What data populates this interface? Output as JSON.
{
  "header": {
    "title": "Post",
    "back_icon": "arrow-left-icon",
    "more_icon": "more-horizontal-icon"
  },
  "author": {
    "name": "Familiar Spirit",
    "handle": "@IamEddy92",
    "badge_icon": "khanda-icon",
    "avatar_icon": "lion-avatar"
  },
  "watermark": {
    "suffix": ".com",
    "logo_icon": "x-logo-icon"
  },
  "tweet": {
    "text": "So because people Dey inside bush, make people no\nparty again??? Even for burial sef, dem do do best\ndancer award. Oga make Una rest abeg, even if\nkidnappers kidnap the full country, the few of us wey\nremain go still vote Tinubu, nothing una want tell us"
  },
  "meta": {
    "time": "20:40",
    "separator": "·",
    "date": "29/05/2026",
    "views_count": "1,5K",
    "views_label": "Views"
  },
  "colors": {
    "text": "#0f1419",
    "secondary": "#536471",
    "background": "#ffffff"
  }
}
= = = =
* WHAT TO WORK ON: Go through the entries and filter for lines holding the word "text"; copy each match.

* EXERCISE RESULT:
    "text": "So because people Dey inside bush, make people no\nparty again??? Even for burial sef, dem do do best\ndancer award. Oga make Una rest abeg, even if\nkidnappers kidnap the full country, the few of us wey\nremain go still vote Tinubu, nothing una want tell us"
    "text": "#0f1419",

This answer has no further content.